“Know of him. There were some federal indictments handed down a year ago for the executives of one of his megacorporation’s subsidiaries—Aurora Biotech? Euphrates International, maybe? There are dozens, I don’t remember which.”
“Maybe he needs a white-collar defense lawyer?”
“It would be safer.”
“That depends.” Dad’s voice was louder now. He must have opened Joseph’s bedroom door to leave.
“Who you’re getting into bed with,” he answered, and left the room.
I EDGED AWAY FROM THE DOOR AND WAITED FOR my parents’ footsteps to disappear.

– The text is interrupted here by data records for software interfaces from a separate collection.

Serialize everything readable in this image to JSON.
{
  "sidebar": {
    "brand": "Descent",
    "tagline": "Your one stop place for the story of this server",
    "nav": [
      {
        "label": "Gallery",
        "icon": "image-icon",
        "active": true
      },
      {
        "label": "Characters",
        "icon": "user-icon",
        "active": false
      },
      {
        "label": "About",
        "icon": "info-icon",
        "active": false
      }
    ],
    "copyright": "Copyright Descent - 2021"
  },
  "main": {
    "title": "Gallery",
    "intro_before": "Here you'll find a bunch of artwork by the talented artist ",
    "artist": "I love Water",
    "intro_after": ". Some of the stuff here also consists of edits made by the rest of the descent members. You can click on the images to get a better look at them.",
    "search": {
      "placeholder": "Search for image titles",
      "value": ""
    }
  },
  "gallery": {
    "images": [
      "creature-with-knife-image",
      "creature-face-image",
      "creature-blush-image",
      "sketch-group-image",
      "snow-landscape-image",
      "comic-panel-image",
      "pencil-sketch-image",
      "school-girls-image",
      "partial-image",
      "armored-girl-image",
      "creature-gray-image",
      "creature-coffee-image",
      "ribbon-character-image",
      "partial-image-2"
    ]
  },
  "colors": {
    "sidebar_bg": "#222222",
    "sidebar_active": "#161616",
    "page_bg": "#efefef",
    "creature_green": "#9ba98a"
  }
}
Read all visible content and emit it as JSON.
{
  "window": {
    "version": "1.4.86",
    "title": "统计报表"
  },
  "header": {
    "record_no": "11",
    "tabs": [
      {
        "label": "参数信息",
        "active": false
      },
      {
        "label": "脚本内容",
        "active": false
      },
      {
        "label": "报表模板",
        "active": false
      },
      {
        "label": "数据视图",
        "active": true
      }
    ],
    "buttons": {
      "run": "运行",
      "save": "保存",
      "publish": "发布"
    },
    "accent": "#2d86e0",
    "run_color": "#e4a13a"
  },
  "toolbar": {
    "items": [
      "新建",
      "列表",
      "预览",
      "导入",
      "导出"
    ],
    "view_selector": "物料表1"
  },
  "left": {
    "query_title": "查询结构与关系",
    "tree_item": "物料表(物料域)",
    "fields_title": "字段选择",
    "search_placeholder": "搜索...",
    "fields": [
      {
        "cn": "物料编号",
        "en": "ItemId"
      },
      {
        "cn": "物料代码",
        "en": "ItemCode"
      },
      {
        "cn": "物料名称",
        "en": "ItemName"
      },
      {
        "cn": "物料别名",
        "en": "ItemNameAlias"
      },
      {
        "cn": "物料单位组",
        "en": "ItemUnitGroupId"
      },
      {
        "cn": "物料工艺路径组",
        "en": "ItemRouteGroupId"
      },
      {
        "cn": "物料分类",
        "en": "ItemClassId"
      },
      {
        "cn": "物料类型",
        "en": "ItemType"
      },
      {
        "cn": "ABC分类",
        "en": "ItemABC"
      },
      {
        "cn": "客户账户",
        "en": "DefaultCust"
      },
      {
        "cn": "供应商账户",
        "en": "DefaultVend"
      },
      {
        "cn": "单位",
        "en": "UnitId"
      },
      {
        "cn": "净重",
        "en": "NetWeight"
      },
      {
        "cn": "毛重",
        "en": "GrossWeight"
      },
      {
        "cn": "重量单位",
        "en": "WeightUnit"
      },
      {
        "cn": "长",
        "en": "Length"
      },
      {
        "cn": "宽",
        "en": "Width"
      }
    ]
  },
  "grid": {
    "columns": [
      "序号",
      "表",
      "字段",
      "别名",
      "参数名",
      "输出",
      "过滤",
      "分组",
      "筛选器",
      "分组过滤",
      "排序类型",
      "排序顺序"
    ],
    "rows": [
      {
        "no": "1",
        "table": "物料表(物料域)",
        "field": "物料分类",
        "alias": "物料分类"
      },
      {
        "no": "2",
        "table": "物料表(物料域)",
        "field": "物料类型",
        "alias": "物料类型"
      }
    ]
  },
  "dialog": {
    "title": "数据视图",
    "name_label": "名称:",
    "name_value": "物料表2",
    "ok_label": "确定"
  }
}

The way they talked about me—what they thought of me—
Especially my father. I couldn’t stop thinking about what he said.
“I just don’t see what he’s getting out of this.”
He thought I had nothing to offer Noah. That he had no reason to want to be with me.
Even as I rebelled against the idea, a tiny, miserable part of me wondered if he might be right.
I eventually pulled myself together enough to stave off a good cry—at least until I was back in my room. But much to my surprise, it was already occupied.
Noah’s long legs straddled my white desk chair, and his chin rested lazily on his hand. He wasn’t smiling. He didn’t look anxious. He didn’t look anything. He just looked blank.
You are my girl, he had said at the courthouse.
Was it still true?
Noah arched an eyebrow. “You’re staring.”
I blushed. “So?”
“You’re staring warily.”
I didn’t know how to frame my thoughts, but something about Noah’s coolly indifferent tone and his languid posture kept me from moving closer. So I just closed the door and hung against the wall. “What are you doing here?”
“I was discussing Bakhtin and Benjamin and a thesis about de se and de re thoughts as relevant to notions of self with your older brother.”
“Sometimes, Noah, I feel an overwhelming urge to punch you in the face.”
An arrogant grin crept across his mouth.
“That doesn’t help.”
He glanced up at me through those unfairly long lashes, but didn’t move an inch. “Should I leave?”
Just tell me why you’re here, I wanted to say. I need to hear it.
“No,” was all I said.
“Why don’t you just tell me what it is that’s bothering you?”
Fine. “I didn’t expect to see you here after . . . I didn’t know if we were still . . .” My voice trailed off annoyingly, but it took several seconds for Noah to fill the silence.
My eyes narrowed. “You see?”
Noah unfolded himself and rose then, but didn’t approach. He backed up against the edge of my desk and leaned his palms against the glossy white surface. “You thought after hearing that someone who hurt you—someone who hurt you so badly that you tried to kill him—was alive, that I’d just leave you to deal with it on your own.” He was still calm, but his jaw had tightened just slightly. “That’s what you think.”
I swallowed hard. “You said at the courthouse—”
“I remember what I said.” Noah’s voice was toneless but a hint of a smile appeared on his lips. “I would say you’ll make a liar out of me, but I was one long before we met.”